* _EXERCISE DESCRIPTION_: Write out the records again, exactly. Nothing may be dropped.

(MATERIALS PROVIDED begins)

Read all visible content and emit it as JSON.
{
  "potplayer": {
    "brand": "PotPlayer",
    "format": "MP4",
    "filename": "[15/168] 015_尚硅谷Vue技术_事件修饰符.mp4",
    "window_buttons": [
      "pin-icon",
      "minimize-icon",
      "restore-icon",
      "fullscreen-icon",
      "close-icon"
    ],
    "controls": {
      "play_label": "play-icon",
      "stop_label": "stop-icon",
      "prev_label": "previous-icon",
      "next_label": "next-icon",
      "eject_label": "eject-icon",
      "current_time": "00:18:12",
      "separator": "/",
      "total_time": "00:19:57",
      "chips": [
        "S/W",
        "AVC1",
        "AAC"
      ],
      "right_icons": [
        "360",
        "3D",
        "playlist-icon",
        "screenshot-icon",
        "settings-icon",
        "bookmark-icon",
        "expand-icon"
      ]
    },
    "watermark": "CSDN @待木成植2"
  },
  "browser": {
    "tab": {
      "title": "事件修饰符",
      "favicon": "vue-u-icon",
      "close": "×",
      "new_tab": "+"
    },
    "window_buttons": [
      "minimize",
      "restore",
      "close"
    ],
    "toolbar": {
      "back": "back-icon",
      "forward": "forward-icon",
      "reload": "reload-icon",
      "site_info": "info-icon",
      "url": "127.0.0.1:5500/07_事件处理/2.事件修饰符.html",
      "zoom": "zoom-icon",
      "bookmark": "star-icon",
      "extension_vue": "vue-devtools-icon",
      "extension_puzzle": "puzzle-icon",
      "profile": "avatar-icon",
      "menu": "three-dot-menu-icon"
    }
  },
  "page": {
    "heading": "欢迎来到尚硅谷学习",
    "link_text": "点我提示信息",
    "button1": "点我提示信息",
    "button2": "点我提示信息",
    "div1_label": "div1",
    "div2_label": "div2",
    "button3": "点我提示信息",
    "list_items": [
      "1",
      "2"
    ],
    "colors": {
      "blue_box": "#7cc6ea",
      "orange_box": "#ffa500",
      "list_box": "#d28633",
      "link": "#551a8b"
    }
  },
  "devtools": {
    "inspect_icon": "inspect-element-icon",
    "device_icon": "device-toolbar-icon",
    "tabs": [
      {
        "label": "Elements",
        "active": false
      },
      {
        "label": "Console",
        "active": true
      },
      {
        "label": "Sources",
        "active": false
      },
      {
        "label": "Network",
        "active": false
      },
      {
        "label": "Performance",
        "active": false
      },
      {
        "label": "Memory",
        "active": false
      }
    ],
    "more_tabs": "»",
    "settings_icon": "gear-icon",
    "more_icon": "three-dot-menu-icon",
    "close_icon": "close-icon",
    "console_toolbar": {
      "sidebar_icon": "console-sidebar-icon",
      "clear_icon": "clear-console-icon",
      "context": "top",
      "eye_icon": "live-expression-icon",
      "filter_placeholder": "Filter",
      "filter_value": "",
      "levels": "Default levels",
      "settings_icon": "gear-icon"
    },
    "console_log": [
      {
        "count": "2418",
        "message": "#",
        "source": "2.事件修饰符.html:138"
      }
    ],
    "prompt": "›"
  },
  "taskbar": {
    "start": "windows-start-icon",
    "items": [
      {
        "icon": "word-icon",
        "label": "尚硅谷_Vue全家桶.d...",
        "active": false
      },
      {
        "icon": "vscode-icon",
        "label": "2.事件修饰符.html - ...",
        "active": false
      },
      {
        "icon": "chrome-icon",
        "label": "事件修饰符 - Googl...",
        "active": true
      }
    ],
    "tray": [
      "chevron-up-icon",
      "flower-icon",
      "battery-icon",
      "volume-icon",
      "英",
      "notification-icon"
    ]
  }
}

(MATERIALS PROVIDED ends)

* _ANSWER BOX_:
Read all visible content and emit it as JSON.
{
  "potplayer": {
    "brand": "PotPlayer",
    "format": "MP4",
    "filename": "[15/168] 015_尚硅谷Vue技术_事件修饰符.mp4",
    "window_buttons": [
      "pin-icon",
      "minimize-icon",
      "restore-icon",
      "fullscreen-icon",
      "close-icon"
    ],
    "controls": {
      "play_label": "play-icon",
      "stop_label": "stop-icon",
      "prev_label": "previous-icon",
      "next_label": "next-icon",
      "eject_label": "eject-icon",
      "current_time": "00:18:12",
      "separator": "/",
      "total_time": "00:19:57",
      "chips": [
        "S/W",
        "AVC1",
        "AAC"
      ],
      "right_icons": [
        "360",
        "3D",
        "playlist-icon",
        "screenshot-icon",
        "settings-icon",
        "bookmark-icon",
        "expand-icon"
      ]
    },
    "watermark": "CSDN @待木成植2"
  },
  "browser": {
    "tab": {
      "title": "事件修饰符",
      "favicon": "vue-u-icon",
      "close": "×",
      "new_tab": "+"
    },
    "window_buttons": [
      "minimize",
      "restore",
      "close"
    ],
    "toolbar": {
      "back": "back-icon",
      "forward": "forward-icon",
      "reload": "reload-icon",
      "site_info": "info-icon",
      "url": "127.0.0.1:5500/07_事件处理/2.事件修饰符.html",
      "zoom": "zoom-icon",
      "bookmark": "star-icon",
      "extension_vue": "vue-devtools-icon",
      "extension_puzzle": "puzzle-icon",
      "profile": "avatar-icon",
      "menu": "three-dot-menu-icon"
    }
  },
  "page": {
    "heading": "欢迎来到尚硅谷学习",
    "link_text": "点我提示信息",
    "button1": "点我提示信息",
    "button2": "点我提示信息",
    "div1_label": "div1",
    "div2_label": "div2",
    "button3": "点我提示信息",
    "list_items": [
      "1",
      "2"
    ],
    "colors": {
      "blue_box": "#7cc6ea",
      "orange_box": "#ffa500",
      "list_box": "#d28633",
      "link": "#551a8b"
    }
  },
  "devtools": {
    "inspect_icon": "inspect-element-icon",
    "device_icon": "device-toolbar-icon",
    "tabs": [
      {
        "label": "Elements",
        "active": false
      },
      {
        "label": "Console",
        "active": true
      },
      {
        "label": "Sources",
        "active": false
      },
      {
        "label": "Network",
        "active": false
      },
      {
        "label": "Performance",
        "active": false
      },
      {
        "label": "Memory",
        "active": false
      }
    ],
    "more_tabs": "»",
    "settings_icon": "gear-icon",
    "more_icon": "three-dot-menu-icon",
    "close_icon": "close-icon",
    "console_toolbar": {
      "sidebar_icon": "console-sidebar-icon",
      "clear_icon": "clear-console-icon",
      "context": "top",
      "eye_icon": "live-expression-icon",
      "filter_placeholder": "Filter",
      "filter_value": "",
      "levels": "Default levels",
      "settings_icon": "gear-icon"
    },
    "console_log": [
      {
        "count": "2418",
        "message": "#",
        "source": "2.事件修饰符.html:138"
      }
    ],
    "prompt": "›"
  },
  "taskbar": {
    "start": "windows-start-icon",
    "items": [
      {
        "icon": "word-icon",
        "label": "尚硅谷_Vue全家桶.d...",
        "active": false
      },
      {
        "icon": "vscode-icon",
        "label": "2.事件修饰符.html - ...",
        "active": false
      },
      {
        "icon": "chrome-icon",
        "label": "事件修饰符 - Googl...",
        "active": true
      }
    ],
    "tray": [
      "chevron-up-icon",
      "flower-icon",
      "battery-icon",
      "volume-icon",
      "英",
      "notification-icon"
    ]
  }
}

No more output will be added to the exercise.